Look through the entries below and report every line that has "счете".
======== DATA SUPPLIED ========
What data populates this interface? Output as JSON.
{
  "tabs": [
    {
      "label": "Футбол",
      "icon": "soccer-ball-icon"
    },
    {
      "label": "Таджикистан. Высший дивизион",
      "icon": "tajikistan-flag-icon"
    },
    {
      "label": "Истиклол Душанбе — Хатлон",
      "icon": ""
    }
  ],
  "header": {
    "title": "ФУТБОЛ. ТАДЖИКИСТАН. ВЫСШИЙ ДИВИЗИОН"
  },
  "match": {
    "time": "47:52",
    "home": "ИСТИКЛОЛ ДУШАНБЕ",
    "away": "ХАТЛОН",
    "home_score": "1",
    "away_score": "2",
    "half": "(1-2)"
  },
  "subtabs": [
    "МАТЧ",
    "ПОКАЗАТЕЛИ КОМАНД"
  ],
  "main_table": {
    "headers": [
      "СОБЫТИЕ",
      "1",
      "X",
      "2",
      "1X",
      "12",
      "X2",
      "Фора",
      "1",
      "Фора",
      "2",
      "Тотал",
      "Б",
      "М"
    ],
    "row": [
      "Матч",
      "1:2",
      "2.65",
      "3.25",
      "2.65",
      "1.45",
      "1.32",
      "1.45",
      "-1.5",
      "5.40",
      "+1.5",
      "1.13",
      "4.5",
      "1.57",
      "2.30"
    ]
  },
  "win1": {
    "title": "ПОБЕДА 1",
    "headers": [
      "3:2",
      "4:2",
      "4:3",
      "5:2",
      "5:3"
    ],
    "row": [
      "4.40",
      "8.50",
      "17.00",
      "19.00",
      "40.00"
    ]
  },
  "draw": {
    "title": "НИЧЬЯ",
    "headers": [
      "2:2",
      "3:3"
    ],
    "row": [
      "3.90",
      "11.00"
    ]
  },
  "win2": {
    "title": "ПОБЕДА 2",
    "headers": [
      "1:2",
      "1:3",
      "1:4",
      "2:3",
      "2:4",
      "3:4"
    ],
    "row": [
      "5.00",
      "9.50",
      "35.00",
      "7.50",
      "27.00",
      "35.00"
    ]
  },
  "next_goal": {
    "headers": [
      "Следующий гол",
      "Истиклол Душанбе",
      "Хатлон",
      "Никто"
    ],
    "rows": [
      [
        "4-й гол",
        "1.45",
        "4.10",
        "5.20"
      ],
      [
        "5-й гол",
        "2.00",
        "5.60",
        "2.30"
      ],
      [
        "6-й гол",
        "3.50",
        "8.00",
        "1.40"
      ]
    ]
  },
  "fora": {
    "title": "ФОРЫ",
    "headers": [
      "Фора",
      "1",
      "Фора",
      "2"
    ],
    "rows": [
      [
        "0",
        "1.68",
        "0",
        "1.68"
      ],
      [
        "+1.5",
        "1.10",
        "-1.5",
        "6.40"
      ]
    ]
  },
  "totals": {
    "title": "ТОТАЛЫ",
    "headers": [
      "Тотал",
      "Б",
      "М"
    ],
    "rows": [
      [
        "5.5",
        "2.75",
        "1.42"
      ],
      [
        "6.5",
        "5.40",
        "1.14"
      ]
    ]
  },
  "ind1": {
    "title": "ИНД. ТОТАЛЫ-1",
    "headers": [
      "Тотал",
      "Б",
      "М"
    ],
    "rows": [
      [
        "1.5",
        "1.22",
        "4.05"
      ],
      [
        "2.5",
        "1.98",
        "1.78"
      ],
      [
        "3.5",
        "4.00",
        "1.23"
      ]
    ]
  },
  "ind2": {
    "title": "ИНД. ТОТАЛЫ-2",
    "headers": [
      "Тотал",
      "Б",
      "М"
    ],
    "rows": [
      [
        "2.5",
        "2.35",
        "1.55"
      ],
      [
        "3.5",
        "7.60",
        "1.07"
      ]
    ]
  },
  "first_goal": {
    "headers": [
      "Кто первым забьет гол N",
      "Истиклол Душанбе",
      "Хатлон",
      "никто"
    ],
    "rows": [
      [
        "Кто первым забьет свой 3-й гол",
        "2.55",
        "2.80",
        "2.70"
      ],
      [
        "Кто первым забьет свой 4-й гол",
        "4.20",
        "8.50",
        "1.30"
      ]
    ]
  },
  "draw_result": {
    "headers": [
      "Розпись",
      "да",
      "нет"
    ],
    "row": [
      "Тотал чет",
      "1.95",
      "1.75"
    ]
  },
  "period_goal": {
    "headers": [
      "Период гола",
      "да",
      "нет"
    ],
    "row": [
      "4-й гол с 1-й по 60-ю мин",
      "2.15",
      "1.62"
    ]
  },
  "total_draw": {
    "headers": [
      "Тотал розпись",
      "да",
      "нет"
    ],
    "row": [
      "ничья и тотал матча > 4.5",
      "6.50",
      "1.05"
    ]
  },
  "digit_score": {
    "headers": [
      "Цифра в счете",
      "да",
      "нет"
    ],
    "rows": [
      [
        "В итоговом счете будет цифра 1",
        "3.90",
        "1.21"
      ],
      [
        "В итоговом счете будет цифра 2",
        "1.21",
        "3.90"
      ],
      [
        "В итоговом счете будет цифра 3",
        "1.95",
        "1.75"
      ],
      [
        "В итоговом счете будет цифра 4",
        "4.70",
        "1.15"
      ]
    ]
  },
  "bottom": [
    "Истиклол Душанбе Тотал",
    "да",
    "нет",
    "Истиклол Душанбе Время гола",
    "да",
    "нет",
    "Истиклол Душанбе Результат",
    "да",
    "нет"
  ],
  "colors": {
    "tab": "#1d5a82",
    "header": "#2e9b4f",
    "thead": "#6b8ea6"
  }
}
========
THE ANSWER »
      "Цифра в счете",
        "В итоговом счете будет цифра 1",
        "В итоговом счете будет цифра 2",
        "В итоговом счете будет цифра 3",
        "В итоговом счете будет цифра 4",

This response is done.